Filmed at different locations around Bangladesh, which has a population of 160 million, it is made in partnership with a local TV production company and the BBC World Service Trust, a charity linked to the Corporation which runs media projects in developing countries.
A new series starts this month, and the BBC says that 21 million people have watched the show or heard it on radio since broadcasts began in 2005. Moderators of the debates have included Mithila Farzana and Shakeel Anwar, both local BBC presenters.
Further British aid spending in Bangladesh that the MPs have questioned include:
* £21.2 million on a road maintenance project, later pulled due to “fiduciary irregularities” after it emerged that less than 10 per cent of the funding had been spent on roads.
* £22.7 million to bail out debt-laden state-owned businesses.
* £13.1 million on training 1,700 civil servants to “develop and deliver pro-poor policy and practice”. The MPs say that this is an enormous sum, considering the average annual salary of such officials is around £600.
* More than £200,000 on encouraging the introduction of freedom of information laws.
Anne Main, Conservative MP for St Albans, said: “There needs to be a fundamental overhaul of how DfID chooses which projects it funds and how it reports what this spending has achieved.
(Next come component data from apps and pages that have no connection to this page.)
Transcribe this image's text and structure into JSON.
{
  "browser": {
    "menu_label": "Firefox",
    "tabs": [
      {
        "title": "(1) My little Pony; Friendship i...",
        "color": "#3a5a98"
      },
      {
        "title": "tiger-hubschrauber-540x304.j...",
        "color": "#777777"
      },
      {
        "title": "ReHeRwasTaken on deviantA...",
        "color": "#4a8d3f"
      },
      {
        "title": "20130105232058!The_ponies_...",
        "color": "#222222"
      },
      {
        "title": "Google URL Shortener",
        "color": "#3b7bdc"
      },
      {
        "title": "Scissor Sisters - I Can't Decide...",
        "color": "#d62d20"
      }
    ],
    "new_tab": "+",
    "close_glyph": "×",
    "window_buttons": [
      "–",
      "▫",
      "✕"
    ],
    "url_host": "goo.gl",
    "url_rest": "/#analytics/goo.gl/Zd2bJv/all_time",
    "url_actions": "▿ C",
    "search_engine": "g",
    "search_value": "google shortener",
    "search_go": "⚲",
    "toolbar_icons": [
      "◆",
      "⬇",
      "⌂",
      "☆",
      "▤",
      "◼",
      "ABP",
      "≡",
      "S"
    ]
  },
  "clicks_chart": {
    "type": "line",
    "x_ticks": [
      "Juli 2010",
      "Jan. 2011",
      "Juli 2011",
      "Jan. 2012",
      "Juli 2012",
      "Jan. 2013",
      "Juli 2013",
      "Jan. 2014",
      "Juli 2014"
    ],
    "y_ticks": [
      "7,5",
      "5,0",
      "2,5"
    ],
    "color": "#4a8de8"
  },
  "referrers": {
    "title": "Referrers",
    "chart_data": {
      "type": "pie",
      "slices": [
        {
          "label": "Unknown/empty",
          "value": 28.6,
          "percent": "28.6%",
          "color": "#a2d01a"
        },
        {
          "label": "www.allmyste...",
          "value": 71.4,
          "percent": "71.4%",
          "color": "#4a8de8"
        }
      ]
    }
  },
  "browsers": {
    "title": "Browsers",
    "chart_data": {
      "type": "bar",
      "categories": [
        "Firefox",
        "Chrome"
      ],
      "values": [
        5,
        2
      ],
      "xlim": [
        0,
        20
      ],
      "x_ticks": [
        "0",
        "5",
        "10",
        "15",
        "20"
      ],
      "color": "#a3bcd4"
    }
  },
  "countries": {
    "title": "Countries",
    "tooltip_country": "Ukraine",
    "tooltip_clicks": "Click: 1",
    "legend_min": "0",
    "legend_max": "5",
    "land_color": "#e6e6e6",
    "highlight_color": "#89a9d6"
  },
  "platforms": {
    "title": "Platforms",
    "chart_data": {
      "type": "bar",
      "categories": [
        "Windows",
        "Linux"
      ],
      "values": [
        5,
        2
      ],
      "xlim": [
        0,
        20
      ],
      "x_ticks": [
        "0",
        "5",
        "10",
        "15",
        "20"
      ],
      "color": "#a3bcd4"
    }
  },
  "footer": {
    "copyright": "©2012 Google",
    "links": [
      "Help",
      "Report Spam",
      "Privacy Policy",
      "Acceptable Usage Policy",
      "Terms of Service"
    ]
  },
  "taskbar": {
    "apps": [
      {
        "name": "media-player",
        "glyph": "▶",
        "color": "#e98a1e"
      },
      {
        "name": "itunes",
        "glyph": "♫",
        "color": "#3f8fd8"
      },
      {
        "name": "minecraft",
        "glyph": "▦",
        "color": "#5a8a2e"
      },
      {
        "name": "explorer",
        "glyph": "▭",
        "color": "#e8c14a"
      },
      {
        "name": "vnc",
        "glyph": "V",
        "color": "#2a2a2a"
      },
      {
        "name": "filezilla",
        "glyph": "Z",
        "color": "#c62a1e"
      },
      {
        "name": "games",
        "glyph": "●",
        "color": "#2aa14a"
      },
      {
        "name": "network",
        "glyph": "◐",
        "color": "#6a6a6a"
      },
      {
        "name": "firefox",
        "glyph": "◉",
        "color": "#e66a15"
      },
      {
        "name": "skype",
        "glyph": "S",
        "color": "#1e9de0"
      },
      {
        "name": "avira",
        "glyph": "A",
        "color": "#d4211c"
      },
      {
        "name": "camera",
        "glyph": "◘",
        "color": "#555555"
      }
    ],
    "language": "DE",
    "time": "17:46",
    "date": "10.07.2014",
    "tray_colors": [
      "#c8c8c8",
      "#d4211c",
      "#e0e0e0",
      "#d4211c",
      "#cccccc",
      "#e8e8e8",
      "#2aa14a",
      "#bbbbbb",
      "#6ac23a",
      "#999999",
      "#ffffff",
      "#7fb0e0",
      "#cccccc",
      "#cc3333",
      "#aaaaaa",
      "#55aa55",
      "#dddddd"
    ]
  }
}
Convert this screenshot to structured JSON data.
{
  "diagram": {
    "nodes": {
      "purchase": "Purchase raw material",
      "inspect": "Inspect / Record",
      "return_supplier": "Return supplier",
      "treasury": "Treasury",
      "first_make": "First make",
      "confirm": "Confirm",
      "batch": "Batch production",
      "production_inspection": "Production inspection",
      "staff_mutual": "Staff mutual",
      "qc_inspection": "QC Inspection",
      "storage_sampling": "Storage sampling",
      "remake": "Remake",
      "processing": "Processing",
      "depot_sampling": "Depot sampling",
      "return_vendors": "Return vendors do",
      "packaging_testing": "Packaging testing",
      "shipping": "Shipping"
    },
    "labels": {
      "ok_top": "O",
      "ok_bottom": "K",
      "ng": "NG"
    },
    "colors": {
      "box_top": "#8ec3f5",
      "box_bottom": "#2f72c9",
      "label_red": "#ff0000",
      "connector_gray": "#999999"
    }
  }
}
“While out in Bangladesh we found charities treating cataracts for just £30 — it was easy to see the value of that. Unfortunately, DfID does not publish the business cases explaining why they support certain projects.
“I would say these civil servants need to go on transparency course — their language is opaque and tortuous. If I hear the word ’empower’ in a DfID document again I will scream.”
Mrs Main visited Bangladesh in September with two fellow Tory MPs, Bob Blackman and Nick De Bois, to inspect schools, charities and other projects looking for funding.
They have raised their concerns with Alan Duncan, the development minister responsible for aid to Bangladesh.
One source at DfID said: “Alan was impressed by the work these MPs have done. Many of the projects they have looked at took place under the Labour government.
“We feel the quality of language used by the Government has improved and that DfID is one of the most transparent aid departments in the world.”
Mr De Bois, the MP for Enfield North, said: “We went out there to find good projects that we thought the British taxpayer should be helping. We found many such schemes that are not getting that support, so when we got back we started to look at where DfID’s Bangladesh money is going.
“It was pleasing that the department has opened themselves up to us, but there is clearly some work where they cannot demonstrate a value for money case.”
DfID defended spending on encouraging foreign governments to develop freedom of information laws.
“The evidence shows that when ordinary people get access to information, they can and will hold those in power to account,” a spokesman said.
DfID also said that paying off the debt of state-owned businesses helped the Bangladeshi government to wind them down and “concentrate on better value and more effective pro-poor development programmes”.
Earlier this year, Mr Duncan castigated civil servants at DfID for their overuse of such terms as “access”, “catalyse”, “showcase” and “going forward”, warning that “excessive use of jargon endangers DfID’s reputation”.
One DfID document reads: “We aim to increase Bangladeshis’ access to information through enactment of a progressive right to information law, empowerment of individuals and civil society organisations to demand information to advocate their interests, and facilitate change in culture and capacity of public officials to supply information.”
Source: The Telegraph